For the first couple of weeks of school this year, I stared my work day in the Junior Pre-K with a vivacious group of three-year-olds. Those morning were filled with joy. This is my 40th year of teaching. My first six years in this profession was happily spent in a cooperative nursery school whose mission had at its core Quaker ideals. This was a fortunate start to my career, and I continue to be grateful for it. It gave me a strong foundation of respecting our small ones, listening to their wisdom, and joining forces with their parents to create a wonder-filled environment.
When I first walked into the Junior Pre-K room, the children looked up and they all smiled at me. A few called me over to their table. One girl asked if I wanted to be her friend. Another girl came close and offered me one of the blocks with which she was playing. I, indeed, felt a deep sense of welcome. And so quickly too! It restored my faith in humanity. Graciousness and hospitality comes naturally to three-year-olds. They want to be your friend. They trust you. They are open to the world around them.
One of the boys who was sorting sea creatures with me, stopped abruptly, pushed back his chair, held up his index finger and said, ” Wait here! I’ll be right back!” I watched him scurry over to another table where some children were coloring. He grabbed a piece of paper and a blue crayon. He carefully made three shaky ovals on the page, put the blue crayon back in its place, and hurried back to my table. “I made three clouds for you,” he said handing me his paper. I smiled, thanked him, and together we wrote his name on the paper.
The next morning when I came to his classroom, the same boy hurried to make me a picture. “It’s a bow and arrow,” he said seriously, “It will protect you.” I smiled and laughed.
“Thank you,” I said, “I definitely need protection.
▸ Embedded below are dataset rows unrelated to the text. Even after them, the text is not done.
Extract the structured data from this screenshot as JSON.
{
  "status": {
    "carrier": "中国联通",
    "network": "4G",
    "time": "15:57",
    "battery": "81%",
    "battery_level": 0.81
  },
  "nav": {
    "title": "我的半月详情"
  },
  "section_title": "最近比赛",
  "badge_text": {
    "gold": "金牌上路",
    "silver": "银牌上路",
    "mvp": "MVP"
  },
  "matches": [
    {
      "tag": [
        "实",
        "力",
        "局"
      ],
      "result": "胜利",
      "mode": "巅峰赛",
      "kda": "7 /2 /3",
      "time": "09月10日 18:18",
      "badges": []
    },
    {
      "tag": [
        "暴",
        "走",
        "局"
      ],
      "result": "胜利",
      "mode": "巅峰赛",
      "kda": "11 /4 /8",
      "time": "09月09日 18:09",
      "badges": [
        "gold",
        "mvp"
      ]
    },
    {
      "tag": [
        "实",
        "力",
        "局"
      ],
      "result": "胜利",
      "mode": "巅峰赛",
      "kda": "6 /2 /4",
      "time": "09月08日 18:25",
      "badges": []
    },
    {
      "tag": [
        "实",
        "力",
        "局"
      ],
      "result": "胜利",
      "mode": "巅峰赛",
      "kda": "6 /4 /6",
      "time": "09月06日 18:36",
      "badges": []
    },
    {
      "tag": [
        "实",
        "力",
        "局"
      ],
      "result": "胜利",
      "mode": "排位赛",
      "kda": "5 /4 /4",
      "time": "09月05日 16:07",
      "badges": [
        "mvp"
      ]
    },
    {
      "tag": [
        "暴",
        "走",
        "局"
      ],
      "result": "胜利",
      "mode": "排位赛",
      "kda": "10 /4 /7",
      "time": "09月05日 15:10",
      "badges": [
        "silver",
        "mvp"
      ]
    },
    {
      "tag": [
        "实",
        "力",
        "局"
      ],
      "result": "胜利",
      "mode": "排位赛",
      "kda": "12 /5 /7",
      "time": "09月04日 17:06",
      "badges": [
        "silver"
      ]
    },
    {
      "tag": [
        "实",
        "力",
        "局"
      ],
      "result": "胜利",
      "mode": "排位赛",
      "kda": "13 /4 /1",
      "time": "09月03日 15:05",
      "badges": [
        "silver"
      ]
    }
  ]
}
I will hang it in my office next to your clouds.”
Every morning I visited that week, I was gifted with a picture. Then one morning when I walked in the door, the boy looked happy and then worried to see me. He came over to me, “Oh… I’m sorry! Today I made a picture for my mommy.”
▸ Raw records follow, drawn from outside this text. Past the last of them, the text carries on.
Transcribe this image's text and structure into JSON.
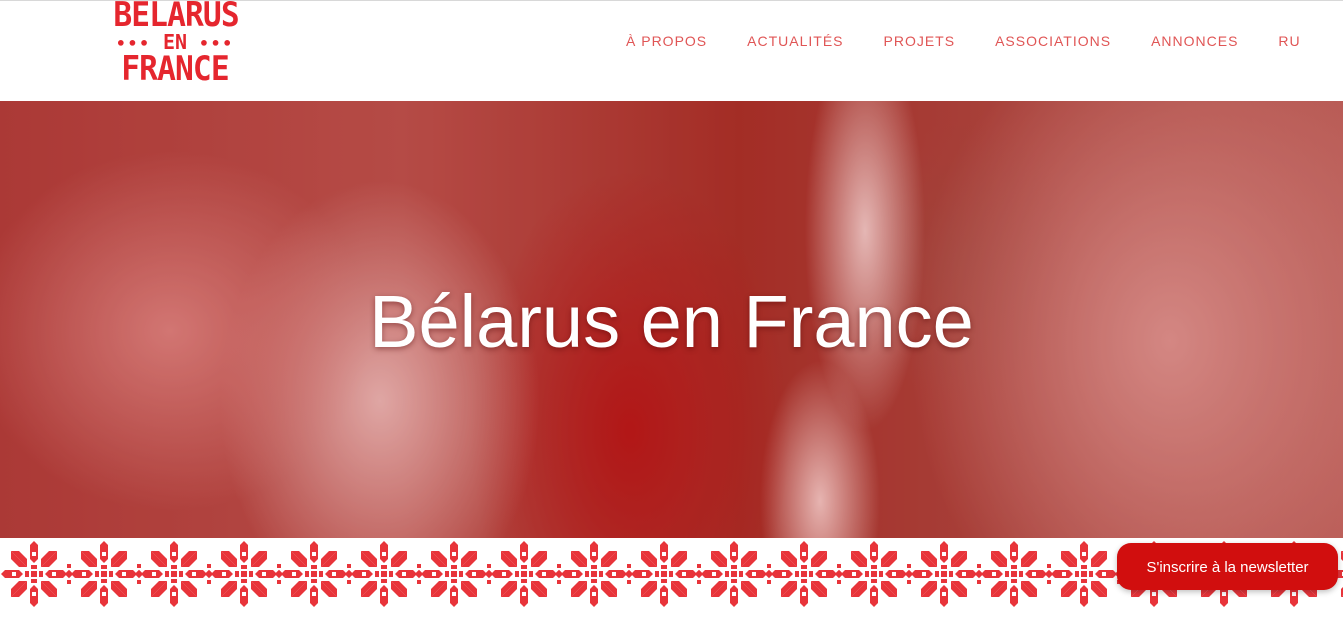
{
  "brand": {
    "logo_line1": "BÉLARUS",
    "logo_dots_left": "•••",
    "logo_line2": "EN",
    "logo_dots_right": "•••",
    "logo_line3": "FRANCE",
    "color": "#e5262e"
  },
  "nav": {
    "items": [
      {
        "label": "À PROPOS"
      },
      {
        "label": "ACTUALITÉS"
      },
      {
        "label": "PROJETS"
      },
      {
        "label": "ASSOCIATIONS"
      },
      {
        "label": "ANNONCES"
      },
      {
        "label": "RU"
      }
    ],
    "color": "#e05555"
  },
  "hero": {
    "title": "Bélarus en France"
  },
  "ornament": {
    "icon": "belarusian-ornament-pattern",
    "color": "#e8343a"
  },
  "newsletter": {
    "label": "S'inscrire à la newsletter",
    "color": "#d10e0e"
  }
}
“That’s wonderful,” I responded, “Your mommy will love your picture.”
Signs of worry faded from his face. “Do you want to see it?” he asked.
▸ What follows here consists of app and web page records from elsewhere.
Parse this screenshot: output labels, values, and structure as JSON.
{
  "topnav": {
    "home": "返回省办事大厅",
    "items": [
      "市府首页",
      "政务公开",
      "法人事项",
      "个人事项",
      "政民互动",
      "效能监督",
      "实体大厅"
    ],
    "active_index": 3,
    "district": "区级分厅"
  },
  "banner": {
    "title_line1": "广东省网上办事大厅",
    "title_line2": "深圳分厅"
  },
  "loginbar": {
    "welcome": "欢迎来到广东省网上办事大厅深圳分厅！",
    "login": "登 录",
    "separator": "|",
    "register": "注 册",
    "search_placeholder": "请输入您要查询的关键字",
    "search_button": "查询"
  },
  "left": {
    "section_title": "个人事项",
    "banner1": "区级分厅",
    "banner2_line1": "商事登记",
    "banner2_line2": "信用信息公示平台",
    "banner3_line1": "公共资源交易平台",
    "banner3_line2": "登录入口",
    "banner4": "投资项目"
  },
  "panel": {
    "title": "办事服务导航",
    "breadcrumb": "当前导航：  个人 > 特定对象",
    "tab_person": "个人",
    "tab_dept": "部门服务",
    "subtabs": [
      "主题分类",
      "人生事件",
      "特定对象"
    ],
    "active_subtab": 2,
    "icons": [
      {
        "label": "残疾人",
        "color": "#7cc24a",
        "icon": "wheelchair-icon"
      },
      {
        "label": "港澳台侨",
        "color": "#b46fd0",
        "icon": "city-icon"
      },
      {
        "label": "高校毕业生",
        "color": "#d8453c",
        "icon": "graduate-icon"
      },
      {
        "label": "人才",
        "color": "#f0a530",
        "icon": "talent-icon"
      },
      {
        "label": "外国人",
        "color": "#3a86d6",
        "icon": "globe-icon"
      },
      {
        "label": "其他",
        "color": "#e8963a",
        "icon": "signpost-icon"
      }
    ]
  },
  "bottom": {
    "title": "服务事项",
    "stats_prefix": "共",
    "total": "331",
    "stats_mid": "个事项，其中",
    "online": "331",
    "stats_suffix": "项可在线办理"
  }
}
“Yes, I would love to see it.”
He ran to his cubby and came back with a colorful picture. “It’s a rainbow,” he said.
“Your mother is going to love your rainbow!”
He smiled and put it back in his cubby.
I am struck with the generous spirit of this small boy and that of his classmates. I was a stranger to them, but they quickly accepted me into their space and wanted to show me what they could do. Even two students with limited command of English greeted me and wanted to interact with me. One of them is learning English by listening to songs, and he would come over to sing to me or count to ten in English. In return, I would sing and count along with him. And we would laugh together. I wonder how we can preserve this sense of wonder. I wish we could put it in a bottle and sell it over the counter to any adult who has lost direction. It would definitely be hard to keep in stock!
If you are an adult who has lost direction, feels that the world is tilting upside-down, and that there is little compassion left in the world, take heart! In preschools all over the country — and the world, there are small ones who will show you the way. They will smile and offer you maybe a rainbow, maybe three cloud, maybe a bow and arrow for protection. I recommend returning to preschool; it is a great way to start your day!